In March 2020, Australia faced unprecedented challenges with the onset of the COVID-19 pandemic, leading to disruptions across various sectors, including road freight supply chains. The fear of scarcity triggered panic buying, stockpiling, and shifts in consumer behaviour, profoundly affecting freight distribution patterns.

Co-authored by Dr Sarah Jones, one of Australia’s leading experts in heavy vehicle transport safety and Dr Jennifer Rivera-Gonzalez, a Monash University transport planning and road safety professional,  the report looks at understanding the dynamics of supply chains during crises.

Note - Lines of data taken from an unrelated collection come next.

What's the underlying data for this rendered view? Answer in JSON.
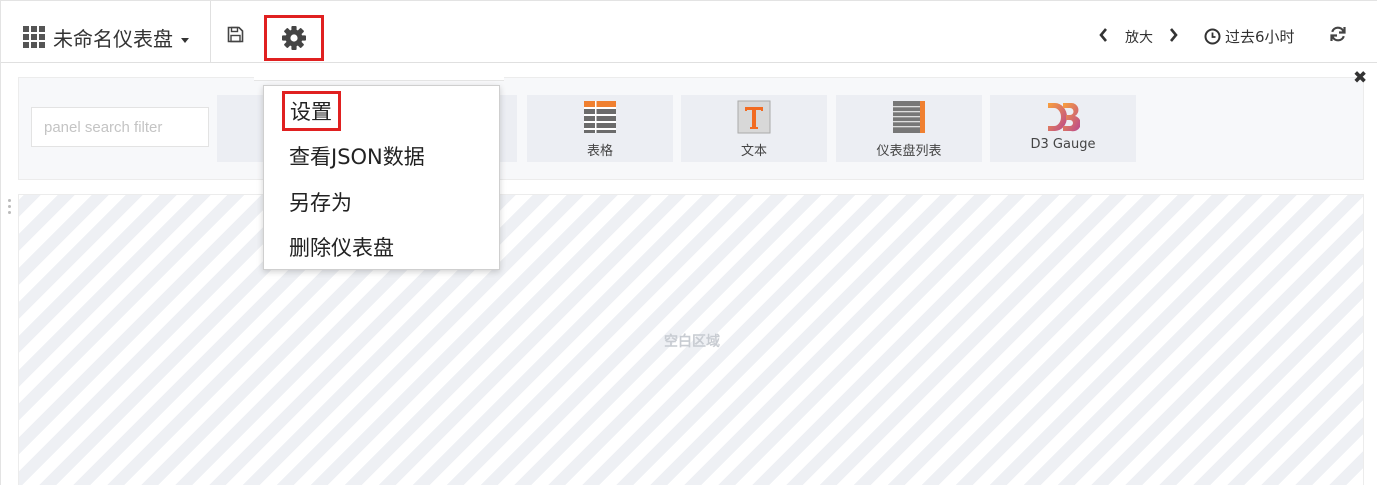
{
  "navbar": {
    "dashboard_title": "未命名仪表盘",
    "zoom_label": "放大",
    "time_range": "过去6小时"
  },
  "icons": {
    "grid": "dashboard-grid-icon",
    "save": "save-icon",
    "settings": "gear-icon",
    "prev": "chevron-left-icon",
    "next": "chevron-right-icon",
    "clock": "clock-icon",
    "refresh": "refresh-icon",
    "close": "close-icon"
  },
  "add_panel": {
    "search_placeholder": "panel search filter",
    "close_symbol": "✖",
    "panels": [
      {
        "label": "表格",
        "icon": "table-icon"
      },
      {
        "label": "文本",
        "icon": "text-icon"
      },
      {
        "label": "仪表盘列表",
        "icon": "dashboard-list-icon"
      },
      {
        "label": "D3 Gauge",
        "icon": "d3-gauge-icon"
      }
    ]
  },
  "empty_area": {
    "label": "空白区域"
  },
  "settings_menu": {
    "items": [
      "设置",
      "查看JSON数据",
      "另存为",
      "删除仪表盘"
    ]
  },
  "colors": {
    "highlight_box": "#e02020",
    "table_icon_orange": "#f08030",
    "text_icon_bg": "#d8d8d8",
    "d3_orange": "#f26b21"
  }
}
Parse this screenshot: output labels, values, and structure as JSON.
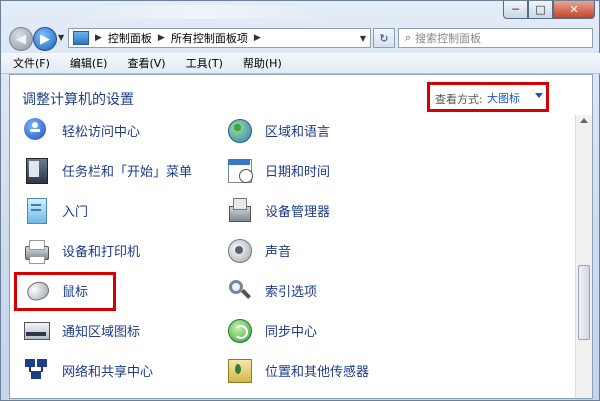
{
  "window": {
    "controls": [
      "─",
      "□",
      "✕"
    ]
  },
  "nav": {
    "back_icon": "◀",
    "forward_icon": "▶",
    "breadcrumb": [
      "控制面板",
      "所有控制面板项"
    ],
    "refresh_icon": "↻",
    "search_placeholder": "搜索控制面板"
  },
  "menu": [
    "文件(F)",
    "编辑(E)",
    "查看(V)",
    "工具(T)",
    "帮助(H)"
  ],
  "content": {
    "title": "调整计算机的设置",
    "view_label": "查看方式:",
    "view_value": "大图标"
  },
  "items_left": [
    {
      "label": "轻松访问中心",
      "icon": "ease-of-access-icon"
    },
    {
      "label": "任务栏和「开始」菜单",
      "icon": "taskbar-icon"
    },
    {
      "label": "入门",
      "icon": "getting-started-icon"
    },
    {
      "label": "设备和打印机",
      "icon": "printer-icon"
    },
    {
      "label": "鼠标",
      "icon": "mouse-icon"
    },
    {
      "label": "通知区域图标",
      "icon": "notification-area-icon"
    },
    {
      "label": "网络和共享中心",
      "icon": "network-icon"
    }
  ],
  "items_right": [
    {
      "label": "区域和语言",
      "icon": "globe-icon"
    },
    {
      "label": "日期和时间",
      "icon": "calendar-icon"
    },
    {
      "label": "设备管理器",
      "icon": "device-manager-icon"
    },
    {
      "label": "声音",
      "icon": "speaker-icon"
    },
    {
      "label": "索引选项",
      "icon": "index-options-icon"
    },
    {
      "label": "同步中心",
      "icon": "sync-icon"
    },
    {
      "label": "位置和其他传感器",
      "icon": "location-sensor-icon"
    }
  ],
  "colors": {
    "link_text": "#1d3b8a",
    "title_text": "#1e3f8b",
    "highlight": "#d60000"
  }
}
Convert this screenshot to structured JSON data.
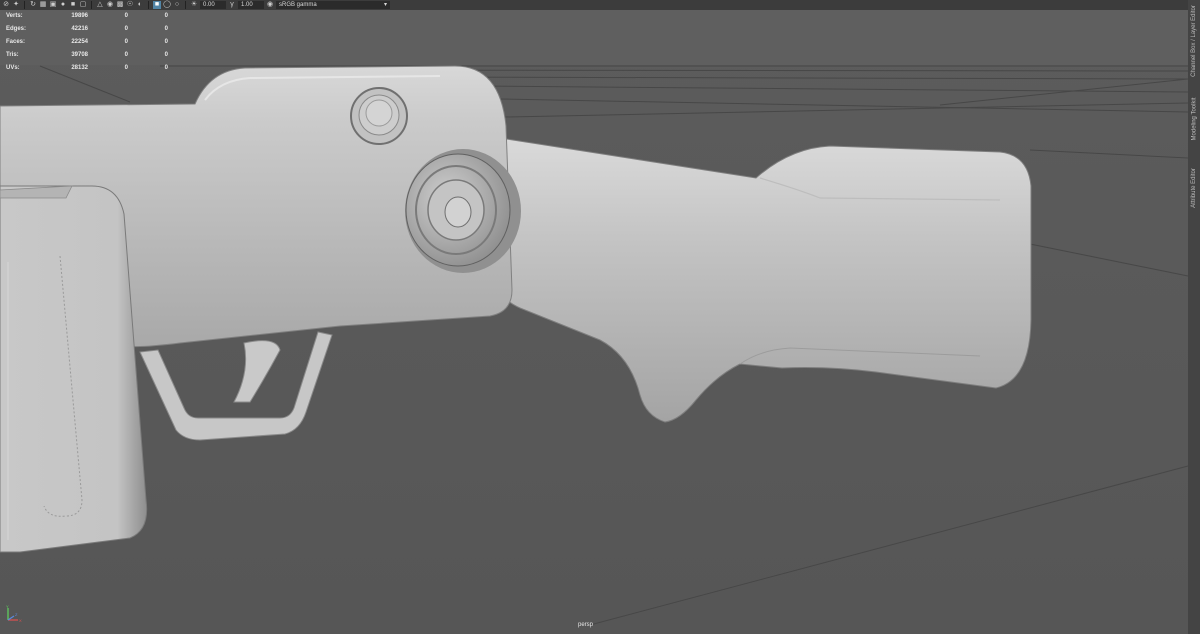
{
  "toolbar": {
    "icons": [
      "select-mode-icon",
      "move-icon",
      "rotate-icon",
      "grid-icon",
      "film-icon",
      "camera-icon",
      "lock-icon",
      "frame-icon",
      "bookmark-icon",
      "image-plane-icon",
      "wireframe-icon",
      "smooth-shade-icon",
      "textured-icon",
      "lights-icon",
      "shadows-icon",
      "ambient-occlusion-icon",
      "motion-blur-icon",
      "anti-alias-icon",
      "isolate-icon",
      "xray-icon",
      "xray-joints-icon",
      "backface-icon",
      "exposure-icon",
      "gamma-icon"
    ],
    "exposure_value": "0.00",
    "gamma_value": "1.00",
    "color_space": "sRGB gamma"
  },
  "hud": {
    "rows": [
      {
        "label": "Verts:",
        "value": "19896",
        "selected": "0",
        "components": "0"
      },
      {
        "label": "Edges:",
        "value": "42216",
        "selected": "0",
        "components": "0"
      },
      {
        "label": "Faces:",
        "value": "22254",
        "selected": "0",
        "components": "0"
      },
      {
        "label": "Tris:",
        "value": "39708",
        "selected": "0",
        "components": "0"
      },
      {
        "label": "UVs:",
        "value": "28132",
        "selected": "0",
        "components": "0"
      }
    ]
  },
  "camera_label": "persp",
  "side_tabs": [
    "Channel Box / Layer Editor",
    "Modeling Toolkit",
    "Attribute Editor"
  ],
  "axis": {
    "x_label": "X",
    "y_label": "Y",
    "z_label": "Z"
  }
}
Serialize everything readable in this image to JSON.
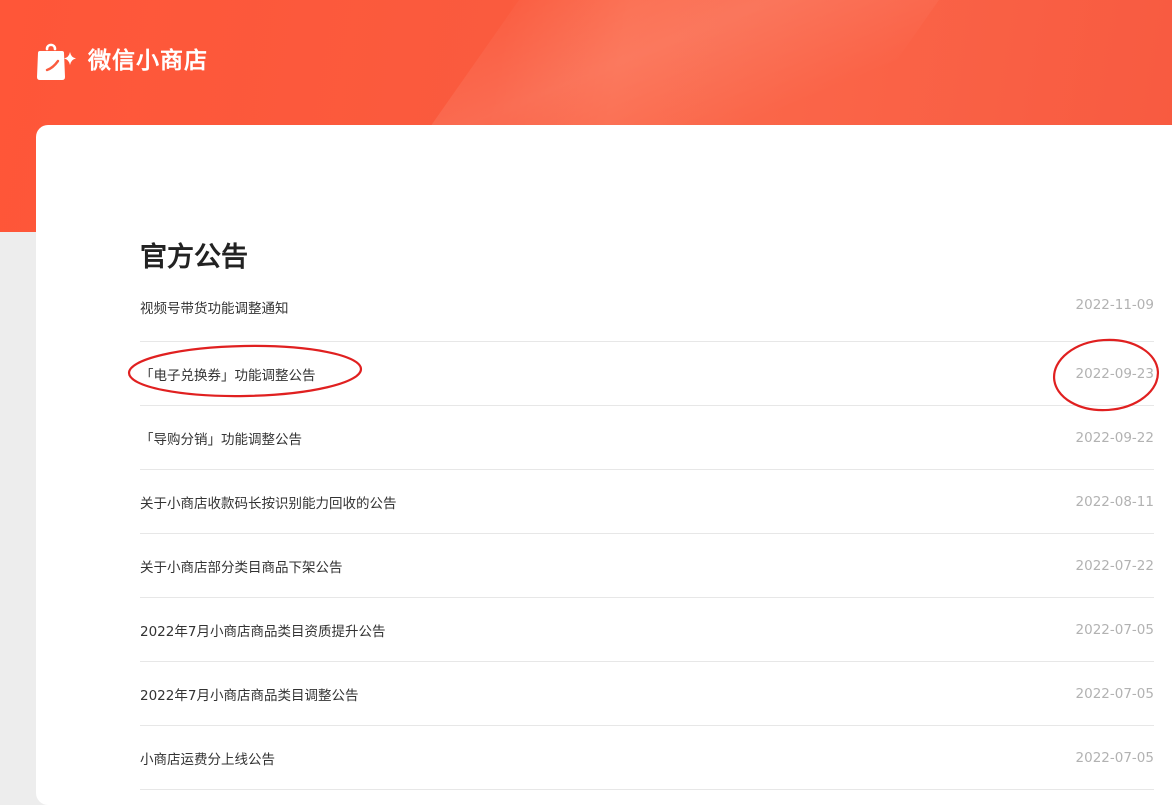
{
  "brand": {
    "title": "微信小商店",
    "logo_icon": "shopping-bag-sparkle-icon"
  },
  "notices": {
    "title": "官方公告",
    "items": [
      {
        "title": "视频号带货功能调整通知",
        "date": "2022-11-09"
      },
      {
        "title": "「电子兑换券」功能调整公告",
        "date": "2022-09-23"
      },
      {
        "title": "「导购分销」功能调整公告",
        "date": "2022-09-22"
      },
      {
        "title": "关于小商店收款码长按识别能力回收的公告",
        "date": "2022-08-11"
      },
      {
        "title": "关于小商店部分类目商品下架公告",
        "date": "2022-07-22"
      },
      {
        "title": "2022年7月小商店商品类目资质提升公告",
        "date": "2022-07-05"
      },
      {
        "title": "2022年7月小商店商品类目调整公告",
        "date": "2022-07-05"
      },
      {
        "title": "小商店运费分上线公告",
        "date": "2022-07-05"
      }
    ]
  },
  "colors": {
    "brand_orange": "#fa5b3e",
    "annotation_red": "#e02020"
  }
}
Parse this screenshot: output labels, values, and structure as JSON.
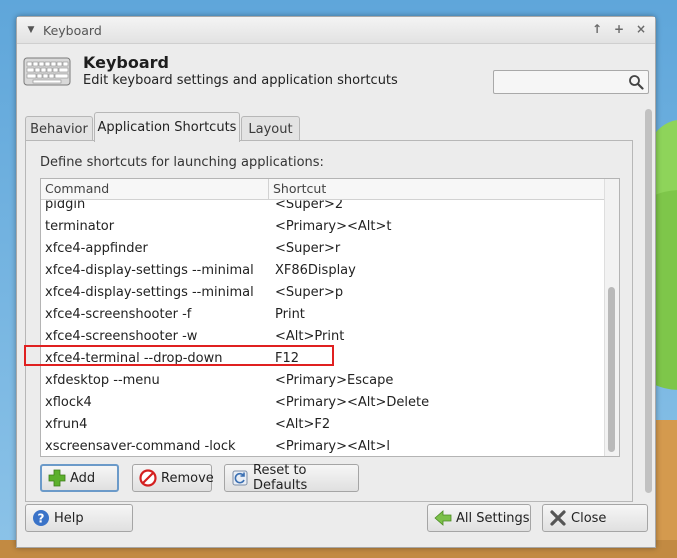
{
  "window": {
    "title": "Keyboard",
    "controls": [
      "↑",
      "+",
      "×"
    ]
  },
  "header": {
    "title": "Keyboard",
    "subtitle": "Edit keyboard settings and application shortcuts",
    "search": {
      "value": "",
      "placeholder": ""
    }
  },
  "tabs": [
    {
      "label": "Behavior",
      "active": false
    },
    {
      "label": "Application Shortcuts",
      "active": true
    },
    {
      "label": "Layout",
      "active": false
    }
  ],
  "page": {
    "intro": "Define shortcuts for launching applications:",
    "columns": {
      "command": "Command",
      "shortcut": "Shortcut"
    },
    "rows": [
      {
        "command": "pidgin",
        "shortcut": "<Super>2"
      },
      {
        "command": "terminator",
        "shortcut": "<Primary><Alt>t"
      },
      {
        "command": "xfce4-appfinder",
        "shortcut": "<Super>r"
      },
      {
        "command": "xfce4-display-settings --minimal",
        "shortcut": "XF86Display"
      },
      {
        "command": "xfce4-display-settings --minimal",
        "shortcut": "<Super>p"
      },
      {
        "command": "xfce4-screenshooter -f",
        "shortcut": "Print"
      },
      {
        "command": "xfce4-screenshooter -w",
        "shortcut": "<Alt>Print"
      },
      {
        "command": "xfce4-terminal --drop-down",
        "shortcut": "F12"
      },
      {
        "command": "xfdesktop --menu",
        "shortcut": "<Primary>Escape"
      },
      {
        "command": "xflock4",
        "shortcut": "<Primary><Alt>Delete"
      },
      {
        "command": "xfrun4",
        "shortcut": "<Alt>F2"
      },
      {
        "command": "xscreensaver-command -lock",
        "shortcut": "<Primary><Alt>l"
      }
    ],
    "buttons": {
      "add": "Add",
      "remove": "Remove",
      "reset": "Reset to Defaults"
    }
  },
  "footer": {
    "help": "Help",
    "all_settings": "All Settings",
    "close": "Close"
  },
  "colors": {
    "highlight": "#e02020",
    "add_icon": "#5cb02c",
    "remove_icon": "#d42020",
    "help_icon": "#3a73c8"
  }
}
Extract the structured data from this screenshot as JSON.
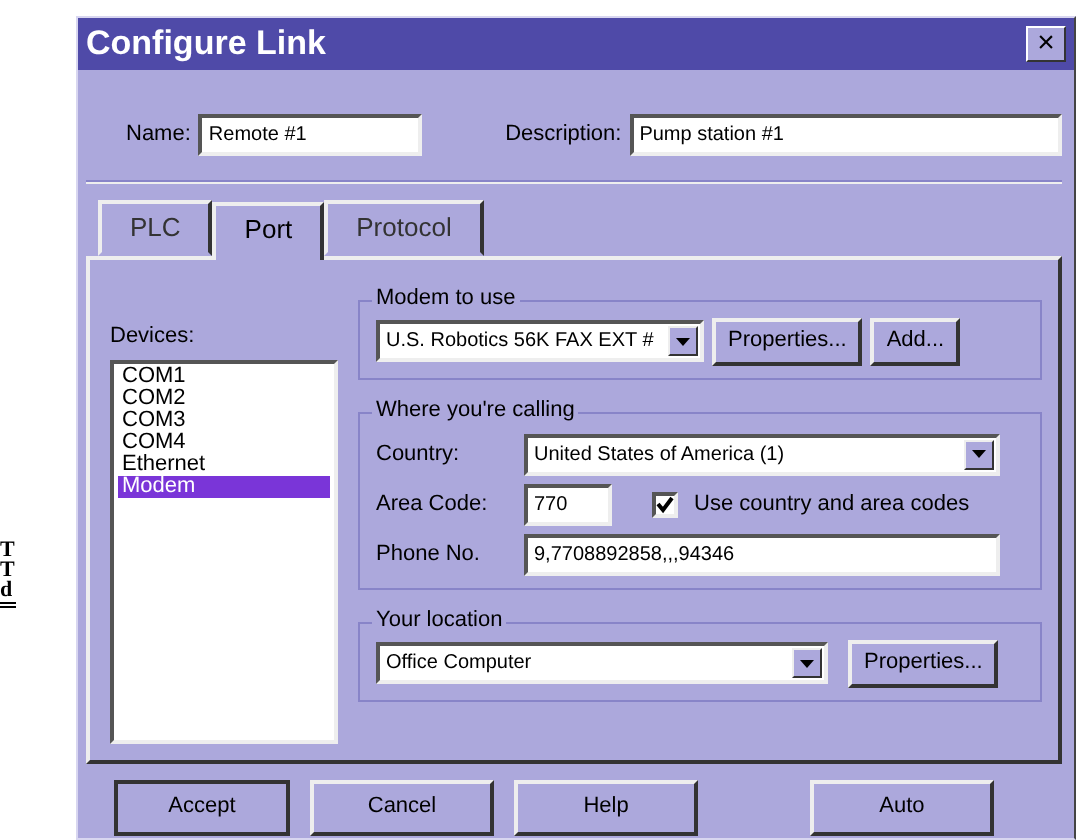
{
  "background_fragments": [
    "T",
    "T",
    "d"
  ],
  "window": {
    "title": "Configure Link",
    "close": "×"
  },
  "name": {
    "label": "Name:",
    "value": "Remote #1"
  },
  "description": {
    "label": "Description:",
    "value": "Pump station #1"
  },
  "tabs": [
    {
      "label": "PLC",
      "selected": false
    },
    {
      "label": "Port",
      "selected": true
    },
    {
      "label": "Protocol",
      "selected": false
    }
  ],
  "devices": {
    "label": "Devices:",
    "items": [
      {
        "label": "COM1",
        "selected": false
      },
      {
        "label": "COM2",
        "selected": false
      },
      {
        "label": "COM3",
        "selected": false
      },
      {
        "label": "COM4",
        "selected": false
      },
      {
        "label": "Ethernet",
        "selected": false
      },
      {
        "label": "Modem",
        "selected": true
      }
    ]
  },
  "modem_group": {
    "title": "Modem to use",
    "value": "U.S. Robotics 56K FAX EXT #",
    "buttons": [
      "Properties...",
      "Add..."
    ]
  },
  "calling_group": {
    "title": "Where you're calling",
    "country_label": "Country:",
    "country": "United States of America (1)",
    "area_label": "Area Code:",
    "area_code": "770",
    "use_codes": {
      "label": "Use country and area codes",
      "checked": true
    },
    "phone_label": "Phone No.",
    "phone": "9,7708892858,,,94346"
  },
  "location_group": {
    "title": "Your location",
    "value": "Office Computer",
    "button": "Properties..."
  },
  "buttons": [
    "Accept",
    "Cancel",
    "Help",
    "Auto"
  ]
}
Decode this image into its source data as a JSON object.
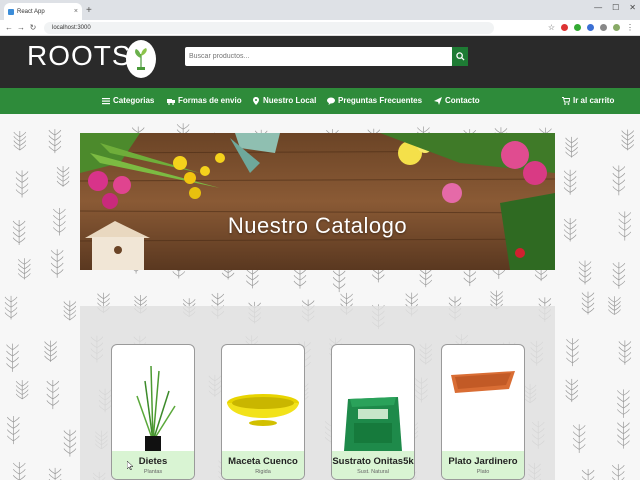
{
  "browser": {
    "tab_title": "React App",
    "url": "localhost:3000"
  },
  "header": {
    "logo": "ROOTS",
    "search_placeholder": "Buscar productos..."
  },
  "nav": {
    "categorias": "Categorias",
    "formas_envio": "Formas de envio",
    "nuestro_local": "Nuestro Local",
    "preguntas": "Preguntas Frecuentes",
    "contacto": "Contacto",
    "carrito": "Ir al carrito"
  },
  "banner": {
    "title": "Nuestro Catalogo"
  },
  "products": [
    {
      "name": "Dietes",
      "category": "Plantas"
    },
    {
      "name": "Maceta Cuenco",
      "category": "Rigida"
    },
    {
      "name": "Sustrato Onitas5k",
      "category": "Sust. Natural"
    },
    {
      "name": "Plato Jardinero",
      "category": "Plato"
    }
  ],
  "colors": {
    "header_bg": "#2a2a2a",
    "nav_green": "#2e8b3a",
    "card_footer": "#d9f4d3"
  }
}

“During the first wave of COVID-19, we were faced with the prospect of ‘not having enough’ for the first time since the Second World War. We witnessed significant disruptions in supply chains, leading to panic buying and a surge in online shopping,” said co-author Dr Sarah Jones.

“This research sheds light on the critical role of road freight in maintaining essential supplies and explores the implications of government policies on freight workers and road safety.”

research paper delves into the management of road freight

The research paper delves into the management of road freight and its workers during the crisis, examining the consequences of policy decisions which deemed truck drivers as essential workers. It also raises broader questions about the impact of consumer behaviour shifts and road safety concerns on the road freight sector.

“Road freight has always been critical in Australia because it delivers ‘last mile’ access. It played a crucial role in ensuring the delivery of essential goods during the pandemic, yet its significance remains underexplored,” said co-author Dr Jennifer Rivera-Gonzalez.

“This research provides insight into the challenges faced by the sector, such as the state-based rule-making system when border crossing is essential, and underscores the need for proactive measures to strengthen supply chains in the face of future crises.”

As the world grapples with the ongoing pandemic and potential future crises, the research poses a critical question: Have we learned from the COVID-19 experience?

“We cannot afford to overlook the lessons learned from the COVID-19 pandemic,” said NRSPP Director, Jerome Carslake.

“Australia’s reliance on road freight was heightened during the pandemic due to changes in consumption. As we navigate future challenges, it is imperative to leverage this research to enhance the resilience of road freight supply chains and safeguard the well-being of freight workers.”

The release of Coronavirus and Road Freight Supply Chains in Australia – Impact and Implications marks a significant milestone in understanding the intricacies of supply chain dynamics during crises and underscores the importance of proactive measures to mitigate disruptions.

Find the full report here.

About the authors

The co-authors of the report were Dr Sarah Jones and Dr Jennifer Rivera-Gonzalez and the report was sponsored by the Monash University Accident Research Centre

Dr Sarah Jones is one of Australia’s leading experts in heavy vehicle transport safety, regulation/governance and compliance. The combination of experience in challenging and complex environments in the public and private sector with creative and strategic thinking skills allows Sarah to identify and create pragmatic solutions to complex issues.

Dr Jennifer Rivera-Gonzalez is a transport planning and road safety professional committed to the implementation of safe and efficient transport systems. An urban innovator with experience in academia, research, government and non-profit sectors, Jennifer recently completed her PhD  in road safety and liveability.